> **Work instruction**:
Every line in the records below with the string "coco" is to be copied out.

====

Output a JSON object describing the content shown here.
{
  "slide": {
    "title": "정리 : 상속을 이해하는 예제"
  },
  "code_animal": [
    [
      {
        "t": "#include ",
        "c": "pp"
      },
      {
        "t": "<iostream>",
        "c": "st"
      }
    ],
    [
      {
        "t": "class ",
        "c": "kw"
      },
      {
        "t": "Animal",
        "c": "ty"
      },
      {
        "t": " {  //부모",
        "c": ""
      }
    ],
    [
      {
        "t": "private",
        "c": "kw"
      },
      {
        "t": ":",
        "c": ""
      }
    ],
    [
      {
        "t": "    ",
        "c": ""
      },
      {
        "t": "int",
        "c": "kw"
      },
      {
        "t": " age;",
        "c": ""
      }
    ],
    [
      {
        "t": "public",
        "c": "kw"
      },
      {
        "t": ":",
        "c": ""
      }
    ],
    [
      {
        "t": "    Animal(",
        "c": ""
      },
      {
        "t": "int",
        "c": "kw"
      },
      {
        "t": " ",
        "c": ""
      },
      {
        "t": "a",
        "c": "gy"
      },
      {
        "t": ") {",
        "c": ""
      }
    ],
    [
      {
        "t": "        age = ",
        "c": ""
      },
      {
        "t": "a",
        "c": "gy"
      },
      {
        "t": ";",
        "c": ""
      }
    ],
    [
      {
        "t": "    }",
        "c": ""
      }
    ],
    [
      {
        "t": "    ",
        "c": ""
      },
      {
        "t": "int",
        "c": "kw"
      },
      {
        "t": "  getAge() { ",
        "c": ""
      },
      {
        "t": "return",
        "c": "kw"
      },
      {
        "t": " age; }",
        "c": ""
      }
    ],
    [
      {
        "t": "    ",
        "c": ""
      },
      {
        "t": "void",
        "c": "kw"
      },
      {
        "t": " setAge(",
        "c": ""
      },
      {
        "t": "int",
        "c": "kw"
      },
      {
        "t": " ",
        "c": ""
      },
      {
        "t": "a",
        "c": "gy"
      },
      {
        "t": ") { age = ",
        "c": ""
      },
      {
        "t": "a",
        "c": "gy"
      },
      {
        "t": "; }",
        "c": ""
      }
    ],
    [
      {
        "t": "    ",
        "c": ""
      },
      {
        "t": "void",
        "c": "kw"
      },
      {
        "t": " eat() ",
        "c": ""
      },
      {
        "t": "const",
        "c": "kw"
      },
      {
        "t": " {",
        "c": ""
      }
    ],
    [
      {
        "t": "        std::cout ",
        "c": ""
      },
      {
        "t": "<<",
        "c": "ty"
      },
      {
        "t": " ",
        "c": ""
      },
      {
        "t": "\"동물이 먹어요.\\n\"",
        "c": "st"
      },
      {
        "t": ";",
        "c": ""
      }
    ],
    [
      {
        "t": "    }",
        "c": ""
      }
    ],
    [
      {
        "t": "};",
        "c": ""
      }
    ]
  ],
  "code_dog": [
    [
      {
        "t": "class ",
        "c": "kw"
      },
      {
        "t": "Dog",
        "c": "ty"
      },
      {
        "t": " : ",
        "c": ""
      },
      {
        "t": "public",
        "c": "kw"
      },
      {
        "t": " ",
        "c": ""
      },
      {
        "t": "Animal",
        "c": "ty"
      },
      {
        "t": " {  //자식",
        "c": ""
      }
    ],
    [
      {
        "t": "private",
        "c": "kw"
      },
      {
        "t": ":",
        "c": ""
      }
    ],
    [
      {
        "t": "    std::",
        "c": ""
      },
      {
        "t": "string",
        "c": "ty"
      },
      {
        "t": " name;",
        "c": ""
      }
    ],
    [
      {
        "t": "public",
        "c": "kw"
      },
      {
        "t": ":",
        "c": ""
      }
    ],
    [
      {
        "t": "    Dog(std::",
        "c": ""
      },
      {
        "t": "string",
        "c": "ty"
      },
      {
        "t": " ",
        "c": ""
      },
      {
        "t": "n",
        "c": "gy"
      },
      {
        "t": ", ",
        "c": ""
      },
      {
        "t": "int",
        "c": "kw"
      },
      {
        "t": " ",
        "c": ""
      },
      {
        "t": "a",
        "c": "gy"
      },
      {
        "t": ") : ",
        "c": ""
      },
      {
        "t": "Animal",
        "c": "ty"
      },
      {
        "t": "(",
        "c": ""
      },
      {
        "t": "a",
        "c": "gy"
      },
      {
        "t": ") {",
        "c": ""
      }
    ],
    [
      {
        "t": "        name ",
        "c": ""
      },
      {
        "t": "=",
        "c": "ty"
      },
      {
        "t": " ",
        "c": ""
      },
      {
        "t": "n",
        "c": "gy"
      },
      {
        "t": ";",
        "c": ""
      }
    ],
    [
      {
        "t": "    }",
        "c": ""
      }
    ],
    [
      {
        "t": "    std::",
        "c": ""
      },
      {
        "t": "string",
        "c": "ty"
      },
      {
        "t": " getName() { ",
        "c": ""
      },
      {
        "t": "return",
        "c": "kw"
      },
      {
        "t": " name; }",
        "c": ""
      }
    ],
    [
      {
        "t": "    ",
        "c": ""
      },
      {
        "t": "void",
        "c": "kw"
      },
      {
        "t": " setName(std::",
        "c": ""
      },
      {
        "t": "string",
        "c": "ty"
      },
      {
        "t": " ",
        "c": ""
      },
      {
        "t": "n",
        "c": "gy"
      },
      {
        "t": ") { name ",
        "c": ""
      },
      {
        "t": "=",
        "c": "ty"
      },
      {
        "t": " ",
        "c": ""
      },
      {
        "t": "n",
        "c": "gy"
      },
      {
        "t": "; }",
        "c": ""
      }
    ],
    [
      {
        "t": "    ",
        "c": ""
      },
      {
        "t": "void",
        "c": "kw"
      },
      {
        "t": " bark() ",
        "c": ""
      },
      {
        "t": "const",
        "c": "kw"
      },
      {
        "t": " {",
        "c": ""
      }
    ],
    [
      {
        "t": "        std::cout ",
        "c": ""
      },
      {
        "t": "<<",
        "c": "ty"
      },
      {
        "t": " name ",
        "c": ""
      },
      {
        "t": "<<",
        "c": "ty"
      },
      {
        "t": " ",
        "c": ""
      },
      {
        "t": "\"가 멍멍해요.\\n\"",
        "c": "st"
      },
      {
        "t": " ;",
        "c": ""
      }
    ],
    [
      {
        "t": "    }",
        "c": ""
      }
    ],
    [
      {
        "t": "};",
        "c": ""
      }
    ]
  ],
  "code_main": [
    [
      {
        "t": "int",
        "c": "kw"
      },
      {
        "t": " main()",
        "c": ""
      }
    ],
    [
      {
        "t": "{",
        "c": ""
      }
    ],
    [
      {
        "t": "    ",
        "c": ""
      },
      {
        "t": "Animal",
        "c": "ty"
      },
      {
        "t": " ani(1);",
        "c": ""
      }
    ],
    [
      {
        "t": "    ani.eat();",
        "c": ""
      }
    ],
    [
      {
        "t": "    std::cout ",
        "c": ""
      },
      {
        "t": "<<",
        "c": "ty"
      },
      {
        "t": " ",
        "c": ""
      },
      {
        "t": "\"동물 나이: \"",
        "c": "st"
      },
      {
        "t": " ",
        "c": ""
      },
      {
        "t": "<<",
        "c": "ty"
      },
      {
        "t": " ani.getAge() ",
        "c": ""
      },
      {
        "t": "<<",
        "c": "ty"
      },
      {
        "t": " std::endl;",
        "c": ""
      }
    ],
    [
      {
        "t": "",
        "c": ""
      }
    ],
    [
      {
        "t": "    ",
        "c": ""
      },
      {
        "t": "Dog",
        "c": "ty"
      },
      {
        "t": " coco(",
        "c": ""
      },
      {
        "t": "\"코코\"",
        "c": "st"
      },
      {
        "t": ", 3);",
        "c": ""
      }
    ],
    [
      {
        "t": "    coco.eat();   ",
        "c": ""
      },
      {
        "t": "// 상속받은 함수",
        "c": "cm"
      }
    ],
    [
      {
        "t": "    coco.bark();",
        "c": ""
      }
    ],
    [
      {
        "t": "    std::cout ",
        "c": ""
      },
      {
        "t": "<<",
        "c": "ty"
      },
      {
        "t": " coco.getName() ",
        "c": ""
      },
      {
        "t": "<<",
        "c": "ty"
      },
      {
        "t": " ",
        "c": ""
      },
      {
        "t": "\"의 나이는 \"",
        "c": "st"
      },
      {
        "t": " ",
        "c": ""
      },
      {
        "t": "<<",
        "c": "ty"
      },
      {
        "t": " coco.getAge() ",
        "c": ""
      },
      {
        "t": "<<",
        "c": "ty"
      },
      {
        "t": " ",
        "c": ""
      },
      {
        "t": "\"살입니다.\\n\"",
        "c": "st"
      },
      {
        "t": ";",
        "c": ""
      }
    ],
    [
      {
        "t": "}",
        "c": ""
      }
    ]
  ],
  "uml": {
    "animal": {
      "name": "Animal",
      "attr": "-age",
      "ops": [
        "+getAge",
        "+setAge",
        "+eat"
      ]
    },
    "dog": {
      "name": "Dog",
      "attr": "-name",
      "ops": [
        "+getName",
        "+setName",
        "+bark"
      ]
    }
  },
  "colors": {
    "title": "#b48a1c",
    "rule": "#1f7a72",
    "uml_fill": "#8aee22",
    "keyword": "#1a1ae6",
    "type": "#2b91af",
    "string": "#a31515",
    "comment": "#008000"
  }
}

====

> **Exercise response**:
        "t": " coco(",
        "t": "    coco.eat();   ",
        "t": "    coco.bark();",
        "t": " coco.getName() ",
        "t": " coco.getAge() ",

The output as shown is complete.